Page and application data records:
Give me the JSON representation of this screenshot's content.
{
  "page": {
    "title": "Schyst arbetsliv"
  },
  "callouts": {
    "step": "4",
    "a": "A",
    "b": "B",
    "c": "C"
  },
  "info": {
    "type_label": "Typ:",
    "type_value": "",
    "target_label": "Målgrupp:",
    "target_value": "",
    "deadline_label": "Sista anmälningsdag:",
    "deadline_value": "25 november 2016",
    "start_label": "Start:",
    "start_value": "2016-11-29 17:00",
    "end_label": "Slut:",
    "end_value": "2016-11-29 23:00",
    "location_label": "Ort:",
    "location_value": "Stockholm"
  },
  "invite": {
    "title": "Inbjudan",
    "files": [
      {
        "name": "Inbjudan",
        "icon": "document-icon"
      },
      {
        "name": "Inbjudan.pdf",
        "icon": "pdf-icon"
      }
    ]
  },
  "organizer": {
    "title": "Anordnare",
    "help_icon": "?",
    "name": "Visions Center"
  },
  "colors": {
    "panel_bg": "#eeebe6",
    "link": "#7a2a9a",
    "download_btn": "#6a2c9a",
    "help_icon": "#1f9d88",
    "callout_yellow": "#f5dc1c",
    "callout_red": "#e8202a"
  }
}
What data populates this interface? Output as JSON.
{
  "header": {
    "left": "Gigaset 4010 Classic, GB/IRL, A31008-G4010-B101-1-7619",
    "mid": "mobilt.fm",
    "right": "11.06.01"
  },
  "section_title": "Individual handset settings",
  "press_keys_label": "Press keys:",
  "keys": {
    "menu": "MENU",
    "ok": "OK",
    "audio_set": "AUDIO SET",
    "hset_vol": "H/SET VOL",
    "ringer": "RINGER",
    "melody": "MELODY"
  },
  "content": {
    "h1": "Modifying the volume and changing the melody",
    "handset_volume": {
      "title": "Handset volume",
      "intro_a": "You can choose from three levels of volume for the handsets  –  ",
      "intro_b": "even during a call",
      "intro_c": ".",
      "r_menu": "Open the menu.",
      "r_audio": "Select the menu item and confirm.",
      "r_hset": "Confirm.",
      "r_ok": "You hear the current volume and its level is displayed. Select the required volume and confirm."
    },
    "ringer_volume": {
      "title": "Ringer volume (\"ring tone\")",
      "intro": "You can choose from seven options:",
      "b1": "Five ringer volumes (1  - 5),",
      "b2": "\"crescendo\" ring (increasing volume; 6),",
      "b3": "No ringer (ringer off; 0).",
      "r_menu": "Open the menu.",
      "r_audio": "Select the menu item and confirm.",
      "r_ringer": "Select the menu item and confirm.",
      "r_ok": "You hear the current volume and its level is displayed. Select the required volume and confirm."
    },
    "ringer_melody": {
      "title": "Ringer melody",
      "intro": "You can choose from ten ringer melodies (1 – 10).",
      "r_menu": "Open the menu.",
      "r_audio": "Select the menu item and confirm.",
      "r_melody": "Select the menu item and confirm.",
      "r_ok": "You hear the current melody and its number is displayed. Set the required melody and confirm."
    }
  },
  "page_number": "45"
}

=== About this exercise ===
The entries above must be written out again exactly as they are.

=== Reply ===
Give me the JSON representation of this screenshot's content.
{
  "page": {
    "title": "Schyst arbetsliv"
  },
  "callouts": {
    "step": "4",
    "a": "A",
    "b": "B",
    "c": "C"
  },
  "info": {
    "type_label": "Typ:",
    "type_value": "",
    "target_label": "Målgrupp:",
    "target_value": "",
    "deadline_label": "Sista anmälningsdag:",
    "deadline_value": "25 november 2016",
    "start_label": "Start:",
    "start_value": "2016-11-29 17:00",
    "end_label": "Slut:",
    "end_value": "2016-11-29 23:00",
    "location_label": "Ort:",
    "location_value": "Stockholm"
  },
  "invite": {
    "title": "Inbjudan",
    "files": [
      {
        "name": "Inbjudan",
        "icon": "document-icon"
      },
      {
        "name": "Inbjudan.pdf",
        "icon": "pdf-icon"
      }
    ]
  },
  "organizer": {
    "title": "Anordnare",
    "help_icon": "?",
    "name": "Visions Center"
  },
  "colors": {
    "panel_bg": "#eeebe6",
    "link": "#7a2a9a",
    "download_btn": "#6a2c9a",
    "help_icon": "#1f9d88",
    "callout_yellow": "#f5dc1c",
    "callout_red": "#e8202a"
  }
}
What data populates this interface? Output as JSON.
{
  "header": {
    "left": "Gigaset 4010 Classic, GB/IRL, A31008-G4010-B101-1-7619",
    "mid": "mobilt.fm",
    "right": "11.06.01"
  },
  "section_title": "Individual handset settings",
  "press_keys_label": "Press keys:",
  "keys": {
    "menu": "MENU",
    "ok": "OK",
    "audio_set": "AUDIO SET",
    "hset_vol": "H/SET VOL",
    "ringer": "RINGER",
    "melody": "MELODY"
  },
  "content": {
    "h1": "Modifying the volume and changing the melody",
    "handset_volume": {
      "title": "Handset volume",
      "intro_a": "You can choose from three levels of volume for the handsets  –  ",
      "intro_b": "even during a call",
      "intro_c": ".",
      "r_menu": "Open the menu.",
      "r_audio": "Select the menu item and confirm.",
      "r_hset": "Confirm.",
      "r_ok": "You hear the current volume and its level is displayed. Select the required volume and confirm."
    },
    "ringer_volume": {
      "title": "Ringer volume (\"ring tone\")",
      "intro": "You can choose from seven options:",
      "b1": "Five ringer volumes (1  - 5),",
      "b2": "\"crescendo\" ring (increasing volume; 6),",
      "b3": "No ringer (ringer off; 0).",
      "r_menu": "Open the menu.",
      "r_audio": "Select the menu item and confirm.",
      "r_ringer": "Select the menu item and confirm.",
      "r_ok": "You hear the current volume and its level is displayed. Select the required volume and confirm."
    },
    "ringer_melody": {
      "title": "Ringer melody",
      "intro": "You can choose from ten ringer melodies (1 – 10).",
      "r_menu": "Open the menu.",
      "r_audio": "Select the menu item and confirm.",
      "r_melody": "Select the menu item and confirm.",
      "r_ok": "You hear the current melody and its number is displayed. Set the required melody and confirm."
    }
  },
  "page_number": "45"
}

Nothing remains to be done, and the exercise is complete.